### Problem to work on
The answer must consist of every line below containing "Peace".

___ Supplied entries ___

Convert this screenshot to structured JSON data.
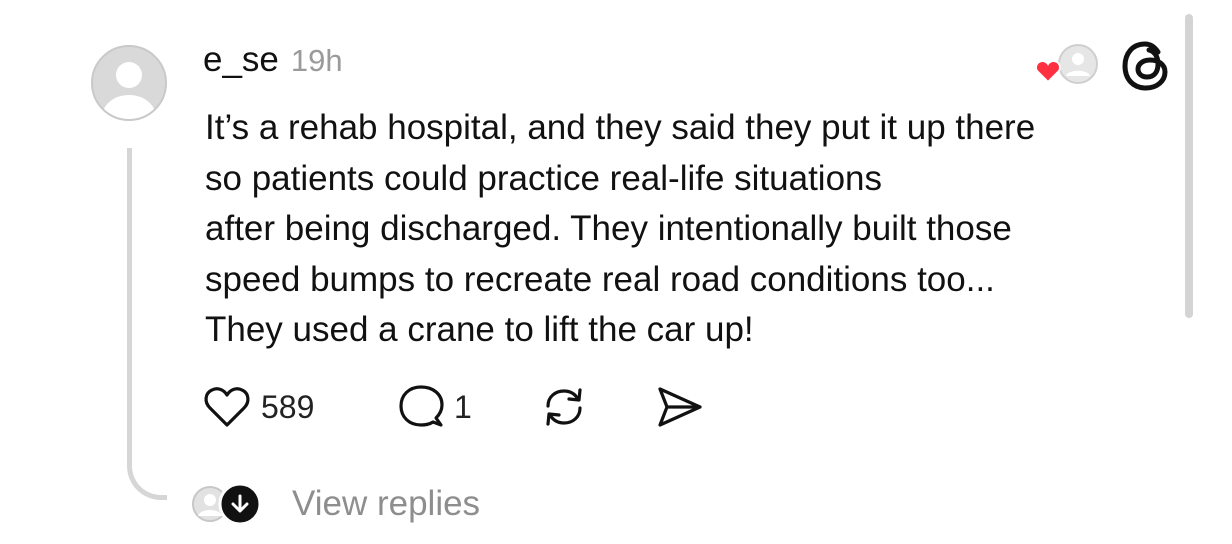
{
  "post": {
    "username": "e_se",
    "time": "19h",
    "text_lines": [
      "It’s a rehab hospital, and they said they put it up there",
      "so patients could practice real-life situations",
      "after being discharged. They intentionally built those",
      "speed bumps to recreate real road conditions too...",
      "They used a crane to lift the car up!"
    ],
    "likes": "589",
    "replies": "1",
    "view_replies_label": "View replies"
  },
  "icons": {
    "avatar": "default-avatar-icon",
    "liked_by": "heart-badge-avatar-icon",
    "logo": "threads-logo-icon",
    "like": "heart-icon",
    "reply": "comment-bubble-icon",
    "repost": "repost-icon",
    "share": "send-icon",
    "view_replies_arrow": "arrow-down-icon"
  },
  "colors": {
    "heart_accent": "#ff3040",
    "muted_text": "#8e8e8e",
    "thread_line": "#d6d6d6"
  }
}
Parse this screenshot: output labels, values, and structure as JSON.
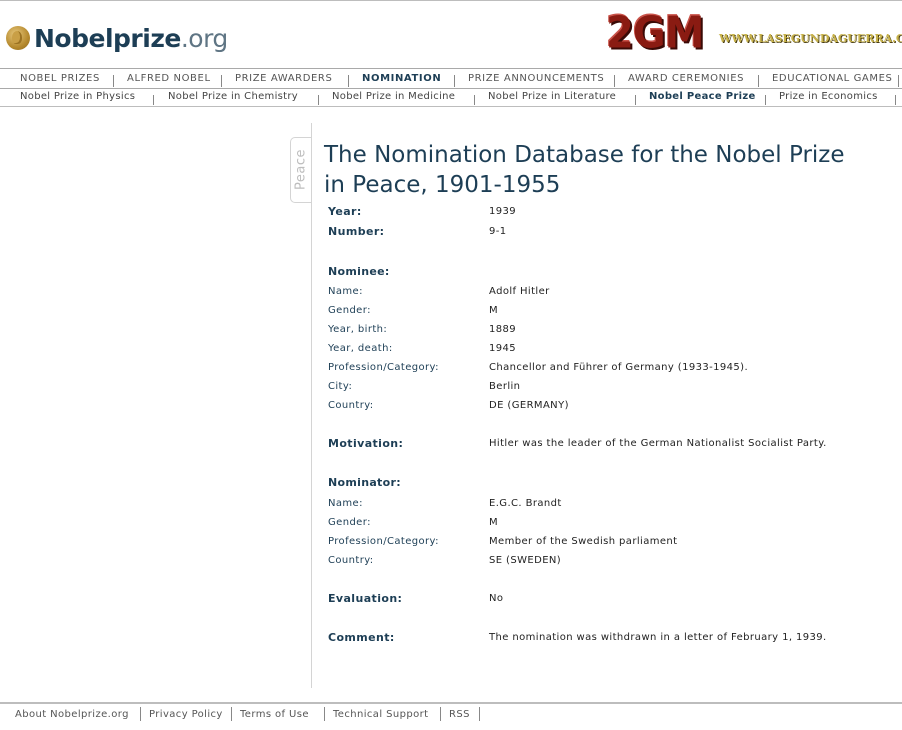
{
  "site": {
    "logo_text": "Nobelprize",
    "logo_suffix": ".org"
  },
  "brand": {
    "badge": "2GM",
    "url_text": "WWW.LASEGUNDAGUERRA.COM"
  },
  "nav_main": [
    {
      "label": "NOBEL PRIZES"
    },
    {
      "label": "ALFRED NOBEL"
    },
    {
      "label": "PRIZE AWARDERS"
    },
    {
      "label": "NOMINATION"
    },
    {
      "label": "PRIZE ANNOUNCEMENTS"
    },
    {
      "label": "AWARD CEREMONIES"
    },
    {
      "label": "EDUCATIONAL GAMES"
    }
  ],
  "nav_sub": [
    {
      "label": "Nobel Prize in Physics"
    },
    {
      "label": "Nobel Prize in Chemistry"
    },
    {
      "label": "Nobel Prize in Medicine"
    },
    {
      "label": "Nobel Prize in Literature"
    },
    {
      "label": "Nobel Peace Prize"
    },
    {
      "label": "Prize in Economics"
    }
  ],
  "side_tab": "Peace",
  "page": {
    "title_line1": "The Nomination Database for the Nobel Prize",
    "title_line2": "in Peace, 1901-1955"
  },
  "record": {
    "year_label": "Year:",
    "year": "1939",
    "number_label": "Number:",
    "number": "9-1",
    "nominee_heading": "Nominee:",
    "nominee": [
      {
        "label": "Name:",
        "value": "Adolf Hitler"
      },
      {
        "label": "Gender:",
        "value": "M"
      },
      {
        "label": "Year, birth:",
        "value": "1889"
      },
      {
        "label": "Year, death:",
        "value": "1945"
      },
      {
        "label": "Profession/Category:",
        "value": "Chancellor and Führer of Germany (1933-1945)."
      },
      {
        "label": "City:",
        "value": "Berlin"
      },
      {
        "label": "Country:",
        "value": "DE (GERMANY)"
      }
    ],
    "motivation_label": "Motivation:",
    "motivation": "Hitler was the leader of the German Nationalist Socialist Party.",
    "nominator_heading": "Nominator:",
    "nominator": [
      {
        "label": "Name:",
        "value": "E.G.C. Brandt"
      },
      {
        "label": "Gender:",
        "value": "M"
      },
      {
        "label": "Profession/Category:",
        "value": "Member of the Swedish parliament"
      },
      {
        "label": "Country:",
        "value": "SE (SWEDEN)"
      }
    ],
    "evaluation_label": "Evaluation:",
    "evaluation": "No",
    "comment_label": "Comment:",
    "comment": "The nomination was withdrawn in a letter of February 1, 1939."
  },
  "footer": [
    {
      "label": "About Nobelprize.org"
    },
    {
      "label": "Privacy Policy"
    },
    {
      "label": "Terms of Use"
    },
    {
      "label": "Technical Support"
    },
    {
      "label": "RSS"
    }
  ]
}
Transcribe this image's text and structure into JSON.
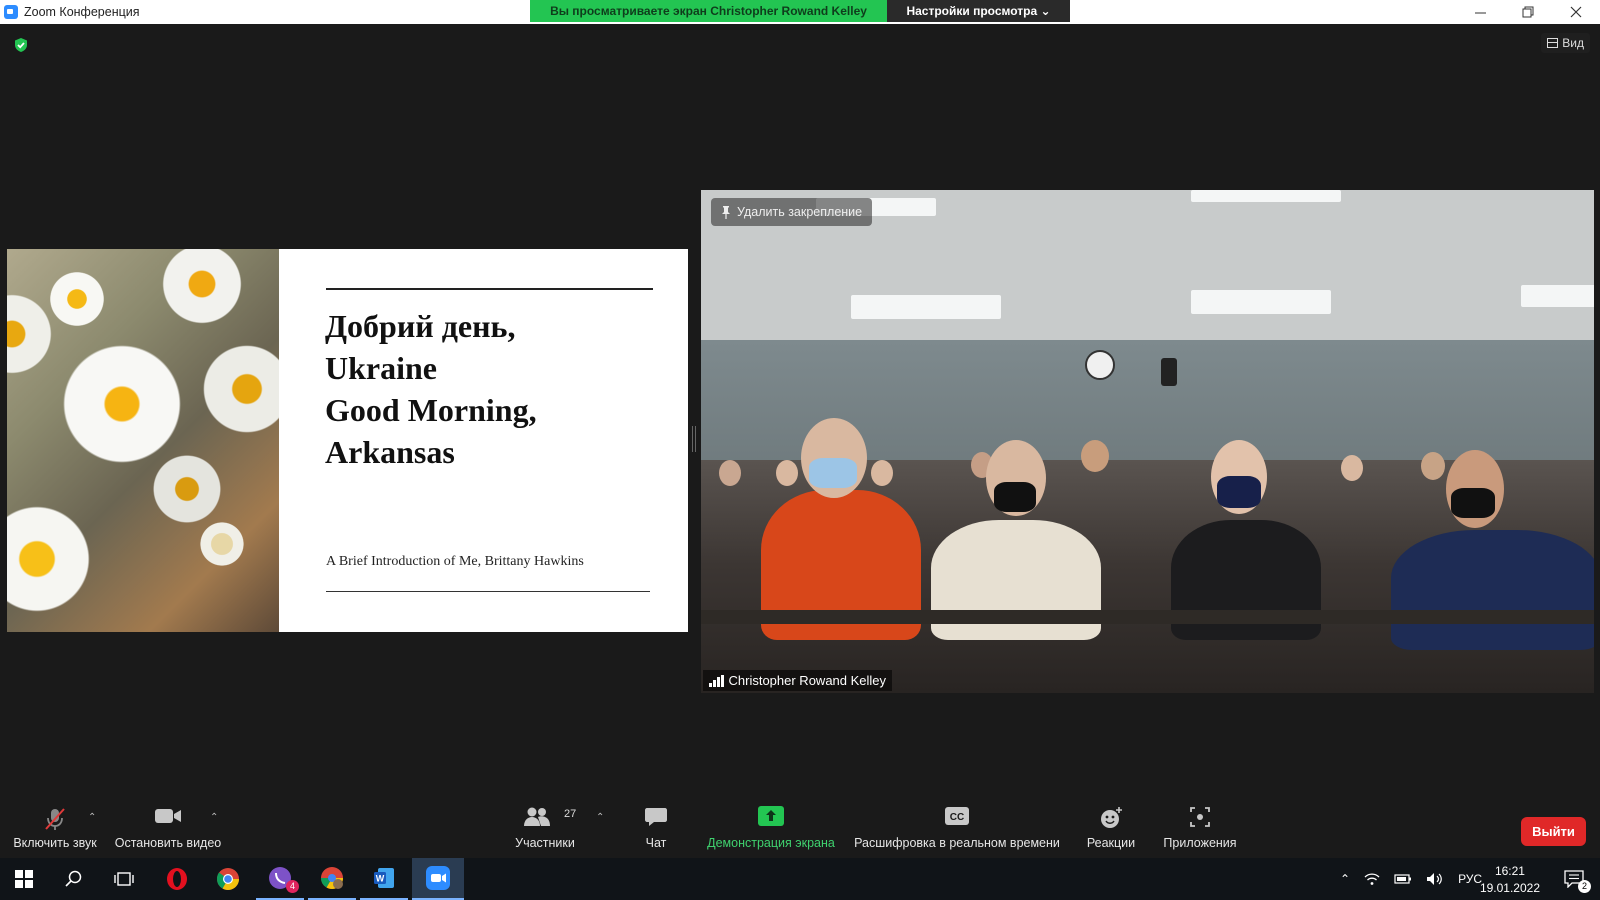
{
  "window": {
    "title": "Zoom Конференция",
    "share_banner": "Вы просматриваете экран Christopher Rowand Kelley",
    "view_settings": "Настройки просмотра"
  },
  "meeting": {
    "view_label": "Вид"
  },
  "slide": {
    "heading_lines": [
      "Добрий день,",
      "Ukraine",
      "Good Morning,",
      "Arkansas"
    ],
    "subtitle": "A Brief Introduction of Me, Brittany Hawkins"
  },
  "video": {
    "unpin_label": "Удалить закрепление",
    "participant_name": "Christopher Rowand Kelley"
  },
  "toolbar": {
    "unmute": "Включить звук",
    "stop_video": "Остановить видео",
    "participants": "Участники",
    "participants_count": "27",
    "chat": "Чат",
    "share_screen": "Демонстрация экрана",
    "live_transcript": "Расшифровка в реальном времени",
    "reactions": "Реакции",
    "apps": "Приложения",
    "leave": "Выйти",
    "accent_green": "#23c552",
    "leave_color": "#e02828"
  },
  "taskbar": {
    "language": "РУС",
    "time": "16:21",
    "date": "19.01.2022",
    "viber_badge": "4",
    "notifications_badge": "2"
  }
}
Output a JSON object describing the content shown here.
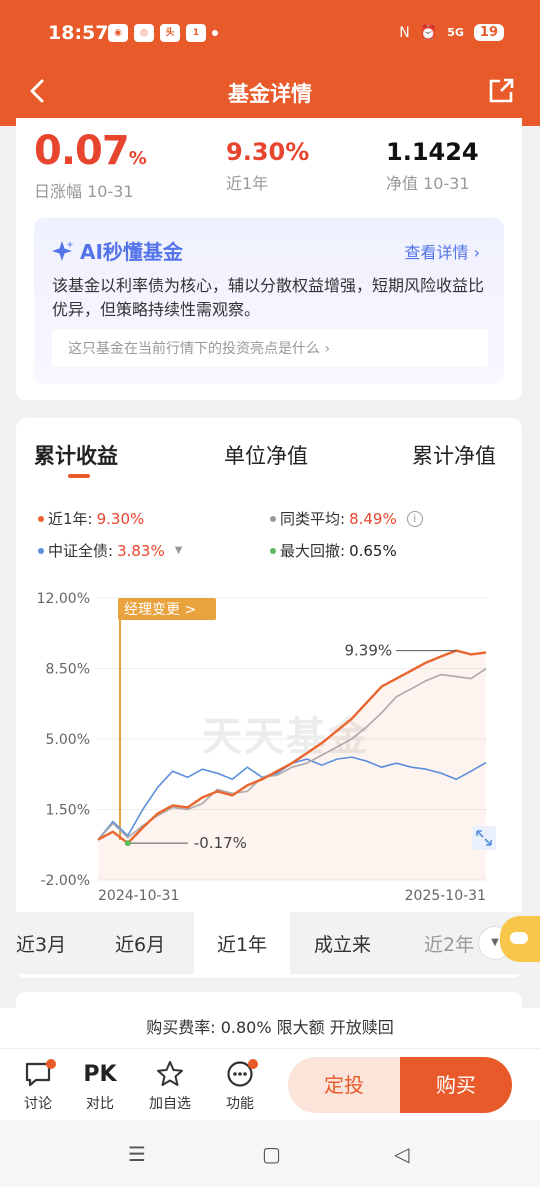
{
  "status": {
    "time": "18:57",
    "network": "5G",
    "battery": "19",
    "app_icons": [
      "wechat",
      "browser",
      "toutiao",
      "news-100"
    ]
  },
  "nav": {
    "title": "基金详情",
    "back_icon": "chevron-left-icon",
    "share_icon": "share-icon"
  },
  "stats": {
    "daily_change_value": "0.07",
    "daily_change_unit": "%",
    "daily_change_label": "日涨幅 10-31",
    "year_return_value": "9.30%",
    "year_return_label": "近1年",
    "nav_value": "1.1424",
    "nav_label": "净值 10-31"
  },
  "ai": {
    "title": "AI秒懂基金",
    "more": "查看详情",
    "summary": "该基金以利率债为核心，辅以分散权益增强，短期风险收益比优异，但策略持续性需观察。",
    "question": "这只基金在当前行情下的投资亮点是什么"
  },
  "chart": {
    "tabs": [
      "累计收益",
      "单位净值",
      "累计净值"
    ],
    "active_tab": "累计收益",
    "legend": {
      "this_fund_label": "近1年:",
      "this_fund_value": "9.30%",
      "peer_avg_label": "同类平均:",
      "peer_avg_value": "8.49%",
      "benchmark_label": "中证全债:",
      "benchmark_value": "3.83%",
      "max_drawdown_label": "最大回撤:",
      "max_drawdown_value": "0.65%"
    },
    "watermark": "天天基金",
    "manager_change_label": "经理变更 >",
    "colors": {
      "fund": "#e8662e",
      "peer": "#aaaaaa",
      "benchmark": "#5b8fdc",
      "drawdown": "#5cb85c"
    }
  },
  "chart_data": {
    "type": "line",
    "x_start": "2024-10-31",
    "x_end": "2025-10-31",
    "yticks": [
      "12.00%",
      "8.50%",
      "5.00%",
      "1.50%",
      "-2.00%"
    ],
    "ylim": [
      -2.0,
      12.0
    ],
    "annotations": [
      {
        "text": "9.39%",
        "y": 9.39
      },
      {
        "text": "-0.17%",
        "y": -0.17
      }
    ],
    "series": [
      {
        "name": "近1年",
        "values": [
          0.0,
          0.4,
          -0.17,
          0.6,
          1.3,
          1.7,
          1.6,
          2.1,
          2.4,
          2.2,
          2.7,
          3.0,
          3.4,
          3.8,
          4.3,
          4.8,
          5.4,
          6.0,
          6.8,
          7.6,
          8.0,
          8.4,
          8.8,
          9.1,
          9.39,
          9.2,
          9.3
        ]
      },
      {
        "name": "同类平均",
        "values": [
          0.0,
          0.8,
          0.1,
          0.7,
          1.2,
          1.6,
          1.5,
          1.8,
          2.5,
          2.3,
          2.4,
          3.1,
          3.2,
          3.6,
          3.8,
          4.2,
          4.6,
          5.0,
          5.6,
          6.3,
          7.1,
          7.5,
          7.9,
          8.2,
          8.1,
          8.0,
          8.49
        ]
      },
      {
        "name": "中证全债",
        "values": [
          0.0,
          0.9,
          0.2,
          1.5,
          2.6,
          3.4,
          3.1,
          3.5,
          3.3,
          3.0,
          3.6,
          3.1,
          3.3,
          3.8,
          4.0,
          3.7,
          4.0,
          4.1,
          3.9,
          3.6,
          3.8,
          3.6,
          3.5,
          3.3,
          3.0,
          3.4,
          3.83
        ]
      }
    ]
  },
  "ranges": {
    "items": [
      "近3月",
      "近6月",
      "近1年",
      "成立来",
      "近2年"
    ],
    "active": "近1年"
  },
  "bottom": {
    "fee_text": "购买费率: 0.80% 限大额 开放赎回",
    "actions": [
      {
        "label": "讨论",
        "icon": "chat-icon"
      },
      {
        "label": "对比",
        "icon": "pk-icon",
        "text": "PK"
      },
      {
        "label": "加自选",
        "icon": "star-icon"
      },
      {
        "label": "功能",
        "icon": "more-icon"
      }
    ],
    "sip_label": "定投",
    "buy_label": "购买"
  }
}
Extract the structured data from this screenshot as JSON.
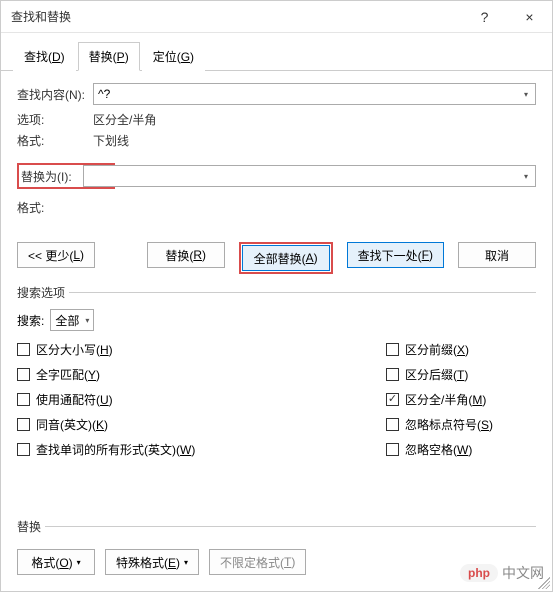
{
  "title": "查找和替换",
  "titlebar": {
    "help": "?",
    "close": "×"
  },
  "tabs": {
    "find": "查找(D)",
    "replace": "替换(P)",
    "goto": "定位(G)",
    "active": "replace"
  },
  "find": {
    "label": "查找内容(N):",
    "value": "^?",
    "options_label": "选项:",
    "options_value": "区分全/半角",
    "format_label": "格式:",
    "format_value": "下划线"
  },
  "replace": {
    "label": "替换为(I):",
    "value": "",
    "format_label": "格式:",
    "format_value": ""
  },
  "buttons": {
    "less": "<< 更少(L)",
    "replace": "替换(R)",
    "replace_all": "全部替换(A)",
    "find_next": "查找下一处(F)",
    "cancel": "取消",
    "format": "格式(O)",
    "special": "特殊格式(E)",
    "no_format": "不限定格式(T)"
  },
  "options": {
    "legend": "搜索选项",
    "search_label": "搜索:",
    "search_value": "全部",
    "checks_left": [
      {
        "label": "区分大小写(H)",
        "checked": false
      },
      {
        "label": "全字匹配(Y)",
        "checked": false
      },
      {
        "label": "使用通配符(U)",
        "checked": false
      },
      {
        "label": "同音(英文)(K)",
        "checked": false
      },
      {
        "label": "查找单词的所有形式(英文)(W)",
        "checked": false
      }
    ],
    "checks_right": [
      {
        "label": "区分前缀(X)",
        "checked": false
      },
      {
        "label": "区分后缀(T)",
        "checked": false
      },
      {
        "label": "区分全/半角(M)",
        "checked": true
      },
      {
        "label": "忽略标点符号(S)",
        "checked": false
      },
      {
        "label": "忽略空格(W)",
        "checked": false
      }
    ]
  },
  "bottom": {
    "legend": "替换"
  },
  "watermark": {
    "badge": "php",
    "text": "中文网"
  }
}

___

### Output of the task
      "label": "Nobel Peace Prize"
  "side_tab": "Peace",
    "title_line2": "in Peace, 1901-1955"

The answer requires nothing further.